When Clegg was grilled by both Bash and Stephanopoulos in separate interviews about the use of algorithms in amplifying misinformation ahead of Jan. 6 riots, he responded that if Facebook removed the algorithms people would see more, not less hate speech, and more, not less, misinformation.

Social media apps like Instagram are designed to be addictive, says Roxana Marachi, a professor of education at San Jose State University who studies data harms.

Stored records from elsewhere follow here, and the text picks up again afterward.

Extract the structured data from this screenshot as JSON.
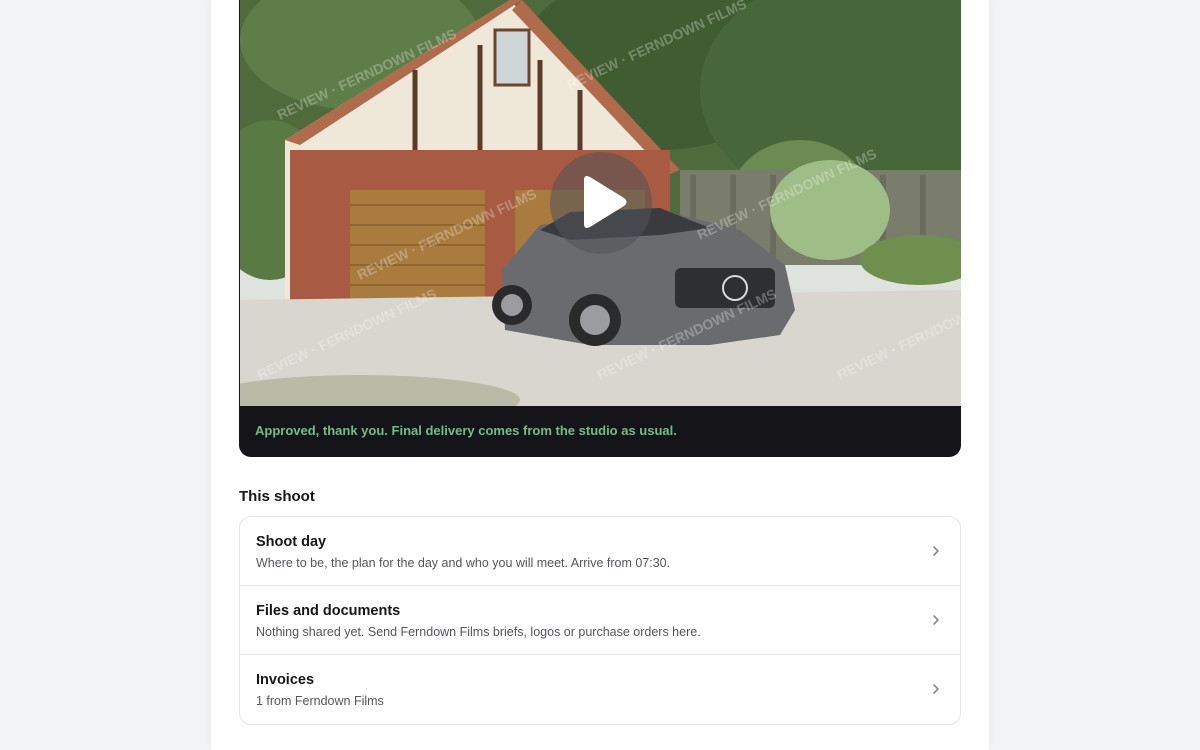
{
  "video": {
    "caption": "Approved, thank you. Final delivery comes from the studio as usual.",
    "play_icon": "play-icon",
    "watermark": "REVIEW · FERNDOWN FILMS"
  },
  "section": {
    "title": "This shoot"
  },
  "items": [
    {
      "title": "Shoot day",
      "description": "Where to be, the plan for the day and who you will meet. Arrive from 07:30.",
      "icon": "chevron-right-icon"
    },
    {
      "title": "Files and documents",
      "description": "Nothing shared yet. Send Ferndown Films briefs, logos or purchase orders here.",
      "icon": "chevron-right-icon"
    },
    {
      "title": "Invoices",
      "description": "1 from Ferndown Films",
      "icon": "chevron-right-icon"
    }
  ],
  "colors": {
    "caption_green": "#6fbf86",
    "video_bar": "#141419",
    "page_bg": "#f3f4f6"
  }
}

Without new laws that regulate how tech companies use our data and algorithms to push users toward harmful content, there is only so much parents can do, Marachi said. “The companies are not interested in children's well-being, they're interested in eyes on the screen and maximizing the number of clicks." Marachi said. “Period."

Clegg told both hosts that the algorithms serve as “giant spam filters.”

Democratic Sen. Amy Klobuchar of Minnesota, who chairs the Senate Commerce Subcommittee on Competition Policy, Antitrust, and Consumer Rights, told Bash in a separate interview Sunday that it’s time to update children’s privacy laws and offer more transparency in the use of algorithms.

“I appreciate that he is willing to talk about things, but I believe the time for conversation is done,” said Klobuchar, referring to Clegg’s plan. “The time for action is now.”